EXERCISE REQUIREMENTS =
Show every line of the data that contains the string "this".

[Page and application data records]
▼
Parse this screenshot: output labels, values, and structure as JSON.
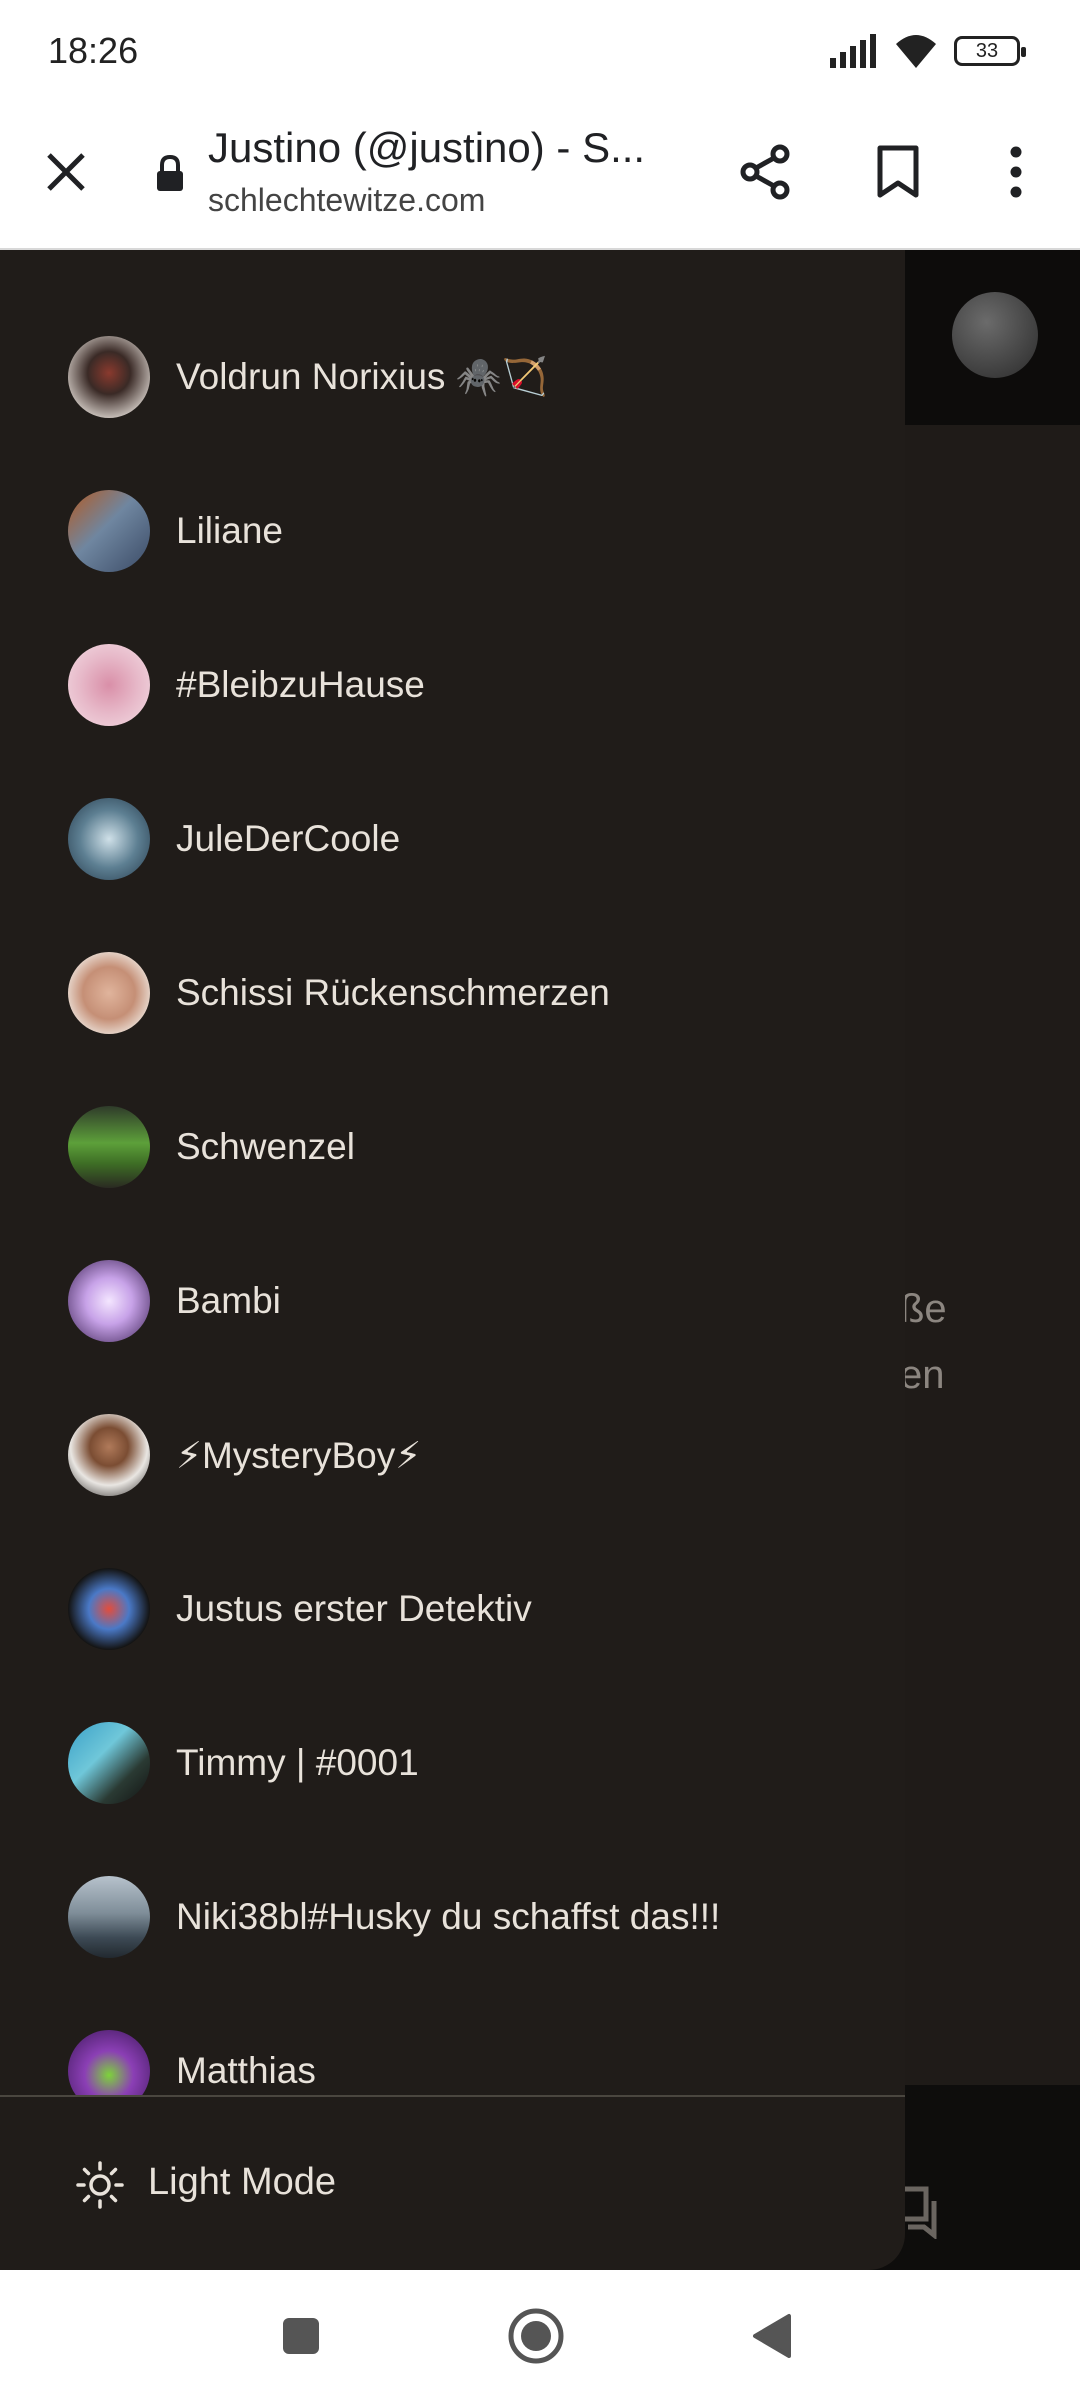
{
  "status_bar": {
    "time": "18:26",
    "battery": "33"
  },
  "browser": {
    "title": "Justino (@justino) - S...",
    "url": "schlechtewitze.com"
  },
  "background_page": {
    "text_fragments": [
      "ße",
      "en"
    ]
  },
  "drawer": {
    "items": [
      {
        "label": "Voldrun Norixius 🕷️🏹",
        "avatar": "dark-warrior"
      },
      {
        "label": "Liliane",
        "avatar": "autumn"
      },
      {
        "label": "#BleibzuHause",
        "avatar": "pink-cartoon"
      },
      {
        "label": "JuleDerCoole",
        "avatar": "owl"
      },
      {
        "label": "Schissi Rückenschmerzen",
        "avatar": "old-man"
      },
      {
        "label": "Schwenzel",
        "avatar": "stadium"
      },
      {
        "label": "Bambi",
        "avatar": "glowing-creature"
      },
      {
        "label": "⚡MysteryBoy⚡",
        "avatar": "man-in-shirt"
      },
      {
        "label": "Justus erster Detektiv",
        "avatar": "cartoon-kids"
      },
      {
        "label": "Timmy | #0001",
        "avatar": "beach-selfie"
      },
      {
        "label": "Niki38bl#Husky du schaffst das!!!",
        "avatar": "lake-mountain"
      },
      {
        "label": "Matthias",
        "avatar": "purple-tentacle"
      }
    ],
    "light_mode_label": "Light Mode"
  },
  "colors": {
    "drawer_bg": "#201c19",
    "drawer_text": "#e8e2da",
    "page_bg": "#1f1b18"
  }
}
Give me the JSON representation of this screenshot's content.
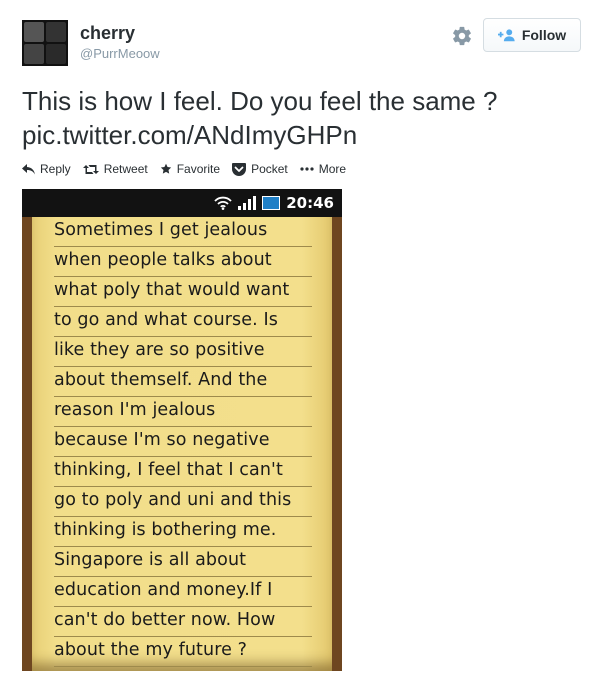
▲
ANSWER SPACE =
Parse this screenshot: output labels, values, and structure as JSON.
Give me the JSON representation of this screenshot's content.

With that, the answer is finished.